[App and web page records]
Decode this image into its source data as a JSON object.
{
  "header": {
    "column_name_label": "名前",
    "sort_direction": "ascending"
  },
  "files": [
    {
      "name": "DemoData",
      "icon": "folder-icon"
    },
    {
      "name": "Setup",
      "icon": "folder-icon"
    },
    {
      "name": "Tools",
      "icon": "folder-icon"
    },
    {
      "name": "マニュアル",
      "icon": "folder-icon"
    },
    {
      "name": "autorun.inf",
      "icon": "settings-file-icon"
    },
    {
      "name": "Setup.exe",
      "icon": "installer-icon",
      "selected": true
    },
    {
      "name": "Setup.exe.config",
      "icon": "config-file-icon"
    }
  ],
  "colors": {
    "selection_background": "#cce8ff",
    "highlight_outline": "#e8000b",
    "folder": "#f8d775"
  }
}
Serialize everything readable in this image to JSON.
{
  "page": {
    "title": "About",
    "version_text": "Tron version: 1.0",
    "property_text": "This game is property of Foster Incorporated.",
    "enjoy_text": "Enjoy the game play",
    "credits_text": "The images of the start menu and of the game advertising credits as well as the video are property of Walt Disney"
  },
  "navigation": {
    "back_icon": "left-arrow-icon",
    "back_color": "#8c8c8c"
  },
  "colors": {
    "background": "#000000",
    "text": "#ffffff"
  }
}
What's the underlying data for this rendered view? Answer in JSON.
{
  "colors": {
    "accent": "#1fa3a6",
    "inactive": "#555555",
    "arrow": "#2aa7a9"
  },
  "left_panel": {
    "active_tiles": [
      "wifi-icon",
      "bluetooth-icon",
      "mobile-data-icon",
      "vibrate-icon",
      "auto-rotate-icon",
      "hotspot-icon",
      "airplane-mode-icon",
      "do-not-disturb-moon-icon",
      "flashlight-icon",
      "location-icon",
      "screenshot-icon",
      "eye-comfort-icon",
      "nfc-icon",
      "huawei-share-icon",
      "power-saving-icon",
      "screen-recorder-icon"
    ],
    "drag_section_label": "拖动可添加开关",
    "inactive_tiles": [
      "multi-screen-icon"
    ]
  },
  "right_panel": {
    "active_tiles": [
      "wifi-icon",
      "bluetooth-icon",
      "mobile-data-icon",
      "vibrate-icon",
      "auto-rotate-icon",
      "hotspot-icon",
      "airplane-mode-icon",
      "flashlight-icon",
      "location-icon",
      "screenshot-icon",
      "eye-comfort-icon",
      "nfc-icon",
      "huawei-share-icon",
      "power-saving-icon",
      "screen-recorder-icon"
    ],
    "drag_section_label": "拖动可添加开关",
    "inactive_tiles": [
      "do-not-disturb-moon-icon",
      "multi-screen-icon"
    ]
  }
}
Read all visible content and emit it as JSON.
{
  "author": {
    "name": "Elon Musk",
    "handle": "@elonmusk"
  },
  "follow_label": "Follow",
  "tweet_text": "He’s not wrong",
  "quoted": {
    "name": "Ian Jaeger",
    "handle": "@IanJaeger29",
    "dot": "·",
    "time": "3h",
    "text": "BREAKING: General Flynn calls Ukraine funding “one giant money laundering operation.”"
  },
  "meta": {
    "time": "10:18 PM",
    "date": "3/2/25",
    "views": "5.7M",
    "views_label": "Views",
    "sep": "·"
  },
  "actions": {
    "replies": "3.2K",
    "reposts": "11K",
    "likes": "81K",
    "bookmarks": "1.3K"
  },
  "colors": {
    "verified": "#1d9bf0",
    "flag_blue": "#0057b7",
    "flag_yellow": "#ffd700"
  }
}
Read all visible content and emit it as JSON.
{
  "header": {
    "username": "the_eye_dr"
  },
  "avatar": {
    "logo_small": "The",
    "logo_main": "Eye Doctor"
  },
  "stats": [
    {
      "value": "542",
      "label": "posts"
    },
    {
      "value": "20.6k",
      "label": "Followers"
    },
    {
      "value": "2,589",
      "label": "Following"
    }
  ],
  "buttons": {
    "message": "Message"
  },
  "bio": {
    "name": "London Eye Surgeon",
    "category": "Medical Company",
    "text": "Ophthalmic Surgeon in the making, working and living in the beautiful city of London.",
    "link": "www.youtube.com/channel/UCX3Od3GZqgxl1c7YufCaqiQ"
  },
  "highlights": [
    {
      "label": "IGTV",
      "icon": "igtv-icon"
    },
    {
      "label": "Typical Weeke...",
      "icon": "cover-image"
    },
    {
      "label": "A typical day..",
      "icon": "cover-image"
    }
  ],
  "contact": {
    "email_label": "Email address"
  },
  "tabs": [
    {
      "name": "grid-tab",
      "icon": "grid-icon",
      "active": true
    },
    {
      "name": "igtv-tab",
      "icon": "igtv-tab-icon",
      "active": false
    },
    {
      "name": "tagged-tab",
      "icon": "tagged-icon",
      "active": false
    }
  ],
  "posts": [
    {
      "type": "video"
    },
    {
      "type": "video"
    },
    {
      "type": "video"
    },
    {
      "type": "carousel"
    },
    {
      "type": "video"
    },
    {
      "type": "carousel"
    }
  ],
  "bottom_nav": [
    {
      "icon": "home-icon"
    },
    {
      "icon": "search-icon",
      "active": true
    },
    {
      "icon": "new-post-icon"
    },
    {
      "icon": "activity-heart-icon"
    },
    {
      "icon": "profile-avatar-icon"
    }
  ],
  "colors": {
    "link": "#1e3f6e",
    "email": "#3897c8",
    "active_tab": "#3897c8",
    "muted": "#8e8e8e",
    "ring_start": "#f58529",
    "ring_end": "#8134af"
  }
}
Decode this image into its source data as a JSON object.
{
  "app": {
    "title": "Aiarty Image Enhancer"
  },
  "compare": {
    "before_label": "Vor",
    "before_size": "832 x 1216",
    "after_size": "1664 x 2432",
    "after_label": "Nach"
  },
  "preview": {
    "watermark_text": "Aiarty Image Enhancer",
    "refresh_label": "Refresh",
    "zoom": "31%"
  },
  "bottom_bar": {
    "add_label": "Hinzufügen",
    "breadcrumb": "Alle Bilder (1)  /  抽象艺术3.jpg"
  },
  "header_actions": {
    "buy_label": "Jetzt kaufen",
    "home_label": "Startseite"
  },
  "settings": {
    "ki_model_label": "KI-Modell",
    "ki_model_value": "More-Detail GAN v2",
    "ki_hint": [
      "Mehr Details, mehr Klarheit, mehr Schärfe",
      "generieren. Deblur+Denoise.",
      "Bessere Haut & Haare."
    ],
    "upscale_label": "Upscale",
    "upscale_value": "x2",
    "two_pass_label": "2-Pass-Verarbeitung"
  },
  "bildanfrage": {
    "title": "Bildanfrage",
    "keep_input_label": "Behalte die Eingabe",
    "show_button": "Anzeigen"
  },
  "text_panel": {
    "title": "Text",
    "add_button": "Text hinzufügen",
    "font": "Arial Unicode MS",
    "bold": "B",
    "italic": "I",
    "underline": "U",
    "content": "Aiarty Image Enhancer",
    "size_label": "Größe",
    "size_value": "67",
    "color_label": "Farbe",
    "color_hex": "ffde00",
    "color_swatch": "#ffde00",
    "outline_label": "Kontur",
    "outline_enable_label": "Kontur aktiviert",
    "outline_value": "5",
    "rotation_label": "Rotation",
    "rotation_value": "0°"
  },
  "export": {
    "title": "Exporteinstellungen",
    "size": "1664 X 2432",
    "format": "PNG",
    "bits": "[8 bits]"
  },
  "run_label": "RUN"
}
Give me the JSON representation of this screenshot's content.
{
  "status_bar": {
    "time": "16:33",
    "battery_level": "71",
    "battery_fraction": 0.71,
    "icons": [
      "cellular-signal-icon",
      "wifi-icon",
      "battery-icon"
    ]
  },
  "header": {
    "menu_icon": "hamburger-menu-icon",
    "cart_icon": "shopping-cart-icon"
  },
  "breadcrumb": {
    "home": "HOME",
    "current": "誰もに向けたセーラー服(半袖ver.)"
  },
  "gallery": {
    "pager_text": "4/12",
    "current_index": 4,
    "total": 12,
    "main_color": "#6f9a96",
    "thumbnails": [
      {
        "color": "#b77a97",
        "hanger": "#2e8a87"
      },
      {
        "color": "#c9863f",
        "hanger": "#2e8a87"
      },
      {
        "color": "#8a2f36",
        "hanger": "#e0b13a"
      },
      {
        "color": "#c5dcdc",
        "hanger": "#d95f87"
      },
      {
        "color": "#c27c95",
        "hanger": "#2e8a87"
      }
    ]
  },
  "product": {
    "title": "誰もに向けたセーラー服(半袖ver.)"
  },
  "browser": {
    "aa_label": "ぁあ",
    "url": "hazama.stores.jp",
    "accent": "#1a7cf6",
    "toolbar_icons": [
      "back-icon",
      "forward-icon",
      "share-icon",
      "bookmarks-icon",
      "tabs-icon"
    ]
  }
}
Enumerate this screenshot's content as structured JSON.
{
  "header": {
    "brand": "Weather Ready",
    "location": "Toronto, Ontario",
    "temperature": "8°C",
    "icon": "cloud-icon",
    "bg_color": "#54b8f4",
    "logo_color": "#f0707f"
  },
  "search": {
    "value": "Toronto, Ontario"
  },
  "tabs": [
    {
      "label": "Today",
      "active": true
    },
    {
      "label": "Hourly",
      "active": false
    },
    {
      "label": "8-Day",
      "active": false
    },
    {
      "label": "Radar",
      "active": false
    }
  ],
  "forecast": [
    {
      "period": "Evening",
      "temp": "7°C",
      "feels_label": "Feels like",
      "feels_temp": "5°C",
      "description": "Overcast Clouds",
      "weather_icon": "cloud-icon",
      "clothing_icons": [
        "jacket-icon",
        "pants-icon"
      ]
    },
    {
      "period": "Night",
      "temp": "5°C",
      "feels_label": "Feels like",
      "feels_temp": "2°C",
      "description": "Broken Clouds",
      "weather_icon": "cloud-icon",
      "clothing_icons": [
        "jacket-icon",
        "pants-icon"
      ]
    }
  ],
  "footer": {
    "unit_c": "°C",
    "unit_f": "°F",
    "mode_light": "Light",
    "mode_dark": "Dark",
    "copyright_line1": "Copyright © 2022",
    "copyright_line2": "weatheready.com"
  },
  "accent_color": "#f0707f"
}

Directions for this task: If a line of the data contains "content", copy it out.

Response to the exercise:
Read all visible content and emit it as JSON.
Read all visible content and emit it as JSON.
    "content": "Aiarty Image Enhancer",
Give me the JSON representation of this screenshot's content.
Enumerate this screenshot's content as structured JSON.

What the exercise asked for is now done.